Work task. Copy out all of the data below with no alterations.

Records from a dataset.

»»

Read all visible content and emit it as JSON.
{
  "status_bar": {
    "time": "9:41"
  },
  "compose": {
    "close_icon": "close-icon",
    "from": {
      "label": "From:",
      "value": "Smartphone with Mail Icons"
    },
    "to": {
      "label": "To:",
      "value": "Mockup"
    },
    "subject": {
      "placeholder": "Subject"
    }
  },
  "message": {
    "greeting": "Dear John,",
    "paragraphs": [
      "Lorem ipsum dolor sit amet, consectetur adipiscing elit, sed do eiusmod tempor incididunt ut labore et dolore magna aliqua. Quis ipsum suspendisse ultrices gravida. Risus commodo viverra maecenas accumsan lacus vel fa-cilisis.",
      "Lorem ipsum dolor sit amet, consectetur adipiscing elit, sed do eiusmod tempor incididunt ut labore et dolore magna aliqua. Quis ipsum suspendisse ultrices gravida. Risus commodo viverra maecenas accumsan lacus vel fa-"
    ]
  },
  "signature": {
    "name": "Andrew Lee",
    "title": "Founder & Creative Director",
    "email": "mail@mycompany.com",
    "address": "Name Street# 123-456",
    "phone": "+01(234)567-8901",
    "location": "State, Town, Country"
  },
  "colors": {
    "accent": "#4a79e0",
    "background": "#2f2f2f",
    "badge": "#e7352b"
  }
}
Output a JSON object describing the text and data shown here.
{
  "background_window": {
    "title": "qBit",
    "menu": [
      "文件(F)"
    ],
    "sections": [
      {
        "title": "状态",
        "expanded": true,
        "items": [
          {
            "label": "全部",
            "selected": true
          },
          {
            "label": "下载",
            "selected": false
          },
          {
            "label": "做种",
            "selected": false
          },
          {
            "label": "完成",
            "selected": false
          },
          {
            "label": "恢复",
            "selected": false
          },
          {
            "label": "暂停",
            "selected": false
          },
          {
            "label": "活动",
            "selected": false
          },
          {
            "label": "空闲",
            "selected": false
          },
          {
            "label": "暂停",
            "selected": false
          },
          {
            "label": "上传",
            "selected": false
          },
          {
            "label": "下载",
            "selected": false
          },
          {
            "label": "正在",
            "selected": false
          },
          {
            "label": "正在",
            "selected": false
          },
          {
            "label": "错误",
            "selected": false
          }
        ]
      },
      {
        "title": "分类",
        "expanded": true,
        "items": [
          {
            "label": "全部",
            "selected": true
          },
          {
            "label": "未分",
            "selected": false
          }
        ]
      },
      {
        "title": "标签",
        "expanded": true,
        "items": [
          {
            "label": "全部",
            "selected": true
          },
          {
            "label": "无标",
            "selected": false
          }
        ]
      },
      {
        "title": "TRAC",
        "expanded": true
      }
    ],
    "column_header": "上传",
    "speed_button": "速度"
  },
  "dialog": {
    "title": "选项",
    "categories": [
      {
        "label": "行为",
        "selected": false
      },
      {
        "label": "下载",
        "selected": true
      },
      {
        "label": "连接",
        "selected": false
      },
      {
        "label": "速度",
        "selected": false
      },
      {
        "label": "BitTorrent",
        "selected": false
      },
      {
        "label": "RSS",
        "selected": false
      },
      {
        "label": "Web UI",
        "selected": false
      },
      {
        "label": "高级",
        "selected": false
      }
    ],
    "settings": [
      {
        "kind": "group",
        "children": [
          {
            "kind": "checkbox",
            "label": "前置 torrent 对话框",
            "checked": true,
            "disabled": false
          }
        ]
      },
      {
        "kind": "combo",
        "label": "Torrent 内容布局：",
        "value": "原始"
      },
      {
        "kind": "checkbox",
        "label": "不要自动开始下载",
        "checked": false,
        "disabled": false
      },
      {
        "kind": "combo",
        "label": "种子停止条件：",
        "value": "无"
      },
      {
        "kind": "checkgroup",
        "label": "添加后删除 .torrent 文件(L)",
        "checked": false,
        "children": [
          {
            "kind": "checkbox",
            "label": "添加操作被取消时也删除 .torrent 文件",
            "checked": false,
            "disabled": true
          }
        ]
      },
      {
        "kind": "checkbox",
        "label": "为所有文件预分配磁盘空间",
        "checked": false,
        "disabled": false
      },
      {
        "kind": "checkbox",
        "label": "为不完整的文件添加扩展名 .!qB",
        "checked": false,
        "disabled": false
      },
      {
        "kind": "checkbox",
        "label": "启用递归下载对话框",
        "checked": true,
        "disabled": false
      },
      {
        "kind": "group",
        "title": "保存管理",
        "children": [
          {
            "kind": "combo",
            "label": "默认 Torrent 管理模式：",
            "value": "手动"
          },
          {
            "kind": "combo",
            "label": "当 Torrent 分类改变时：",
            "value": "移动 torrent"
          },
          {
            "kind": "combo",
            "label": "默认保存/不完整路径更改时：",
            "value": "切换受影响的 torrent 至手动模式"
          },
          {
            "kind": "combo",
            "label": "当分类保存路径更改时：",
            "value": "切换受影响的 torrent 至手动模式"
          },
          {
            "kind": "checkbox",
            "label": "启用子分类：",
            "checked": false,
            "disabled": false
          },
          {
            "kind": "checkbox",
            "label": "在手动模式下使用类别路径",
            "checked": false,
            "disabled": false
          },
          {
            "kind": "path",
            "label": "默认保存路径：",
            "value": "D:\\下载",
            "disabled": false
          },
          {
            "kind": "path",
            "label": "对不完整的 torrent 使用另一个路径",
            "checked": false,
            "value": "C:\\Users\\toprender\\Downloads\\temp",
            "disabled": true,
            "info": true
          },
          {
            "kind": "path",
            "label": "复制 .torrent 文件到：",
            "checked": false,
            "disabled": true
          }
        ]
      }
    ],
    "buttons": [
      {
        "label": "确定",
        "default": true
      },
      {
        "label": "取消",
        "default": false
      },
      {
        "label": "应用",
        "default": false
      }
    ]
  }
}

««

Exercise result.
Read all visible content and emit it as JSON.
{
  "status_bar": {
    "time": "9:41"
  },
  "compose": {
    "close_icon": "close-icon",
    "from": {
      "label": "From:",
      "value": "Smartphone with Mail Icons"
    },
    "to": {
      "label": "To:",
      "value": "Mockup"
    },
    "subject": {
      "placeholder": "Subject"
    }
  },
  "message": {
    "greeting": "Dear John,",
    "paragraphs": [
      "Lorem ipsum dolor sit amet, consectetur adipiscing elit, sed do eiusmod tempor incididunt ut labore et dolore magna aliqua. Quis ipsum suspendisse ultrices gravida. Risus commodo viverra maecenas accumsan lacus vel fa-cilisis.",
      "Lorem ipsum dolor sit amet, consectetur adipiscing elit, sed do eiusmod tempor incididunt ut labore et dolore magna aliqua. Quis ipsum suspendisse ultrices gravida. Risus commodo viverra maecenas accumsan lacus vel fa-"
    ]
  },
  "signature": {
    "name": "Andrew Lee",
    "title": "Founder & Creative Director",
    "email": "mail@mycompany.com",
    "address": "Name Street# 123-456",
    "phone": "+01(234)567-8901",
    "location": "State, Town, Country"
  },
  "colors": {
    "accent": "#4a79e0",
    "background": "#2f2f2f",
    "badge": "#e7352b"
  }
}
Output a JSON object describing the text and data shown here.
{
  "background_window": {
    "title": "qBit",
    "menu": [
      "文件(F)"
    ],
    "sections": [
      {
        "title": "状态",
        "expanded": true,
        "items": [
          {
            "label": "全部",
            "selected": true
          },
          {
            "label": "下载",
            "selected": false
          },
          {
            "label": "做种",
            "selected": false
          },
          {
            "label": "完成",
            "selected": false
          },
          {
            "label": "恢复",
            "selected": false
          },
          {
            "label": "暂停",
            "selected": false
          },
          {
            "label": "活动",
            "selected": false
          },
          {
            "label": "空闲",
            "selected": false
          },
          {
            "label": "暂停",
            "selected": false
          },
          {
            "label": "上传",
            "selected": false
          },
          {
            "label": "下载",
            "selected": false
          },
          {
            "label": "正在",
            "selected": false
          },
          {
            "label": "正在",
            "selected": false
          },
          {
            "label": "错误",
            "selected": false
          }
        ]
      },
      {
        "title": "分类",
        "expanded": true,
        "items": [
          {
            "label": "全部",
            "selected": true
          },
          {
            "label": "未分",
            "selected": false
          }
        ]
      },
      {
        "title": "标签",
        "expanded": true,
        "items": [
          {
            "label": "全部",
            "selected": true
          },
          {
            "label": "无标",
            "selected": false
          }
        ]
      },
      {
        "title": "TRAC",
        "expanded": true
      }
    ],
    "column_header": "上传",
    "speed_button": "速度"
  },
  "dialog": {
    "title": "选项",
    "categories": [
      {
        "label": "行为",
        "selected": false
      },
      {
        "label": "下载",
        "selected": true
      },
      {
        "label": "连接",
        "selected": false
      },
      {
        "label": "速度",
        "selected": false
      },
      {
        "label": "BitTorrent",
        "selected": false
      },
      {
        "label": "RSS",
        "selected": false
      },
      {
        "label": "Web UI",
        "selected": false
      },
      {
        "label": "高级",
        "selected": false
      }
    ],
    "settings": [
      {
        "kind": "group",
        "children": [
          {
            "kind": "checkbox",
            "label": "前置 torrent 对话框",
            "checked": true,
            "disabled": false
          }
        ]
      },
      {
        "kind": "combo",
        "label": "Torrent 内容布局：",
        "value": "原始"
      },
      {
        "kind": "checkbox",
        "label": "不要自动开始下载",
        "checked": false,
        "disabled": false
      },
      {
        "kind": "combo",
        "label": "种子停止条件：",
        "value": "无"
      },
      {
        "kind": "checkgroup",
        "label": "添加后删除 .torrent 文件(L)",
        "checked": false,
        "children": [
          {
            "kind": "checkbox",
            "label": "添加操作被取消时也删除 .torrent 文件",
            "checked": false,
            "disabled": true
          }
        ]
      },
      {
        "kind": "checkbox",
        "label": "为所有文件预分配磁盘空间",
        "checked": false,
        "disabled": false
      },
      {
        "kind": "checkbox",
        "label": "为不完整的文件添加扩展名 .!qB",
        "checked": false,
        "disabled": false
      },
      {
        "kind": "checkbox",
        "label": "启用递归下载对话框",
        "checked": true,
        "disabled": false
      },
      {
        "kind": "group",
        "title": "保存管理",
        "children": [
          {
            "kind": "combo",
            "label": "默认 Torrent 管理模式：",
            "value": "手动"
          },
          {
            "kind": "combo",
            "label": "当 Torrent 分类改变时：",
            "value": "移动 torrent"
          },
          {
            "kind": "combo",
            "label": "默认保存/不完整路径更改时：",
            "value": "切换受影响的 torrent 至手动模式"
          },
          {
            "kind": "combo",
            "label": "当分类保存路径更改时：",
            "value": "切换受影响的 torrent 至手动模式"
          },
          {
            "kind": "checkbox",
            "label": "启用子分类：",
            "checked": false,
            "disabled": false
          },
          {
            "kind": "checkbox",
            "label": "在手动模式下使用类别路径",
            "checked": false,
            "disabled": false
          },
          {
            "kind": "path",
            "label": "默认保存路径：",
            "value": "D:\\下载",
            "disabled": false
          },
          {
            "kind": "path",
            "label": "对不完整的 torrent 使用另一个路径",
            "checked": false,
            "value": "C:\\Users\\toprender\\Downloads\\temp",
            "disabled": true,
            "info": true
          },
          {
            "kind": "path",
            "label": "复制 .torrent 文件到：",
            "checked": false,
            "disabled": true
          }
        ]
      }
    ],
    "buttons": [
      {
        "label": "确定",
        "default": true
      },
      {
        "label": "取消",
        "default": false
      },
      {
        "label": "应用",
        "default": false
      }
    ]
  }
}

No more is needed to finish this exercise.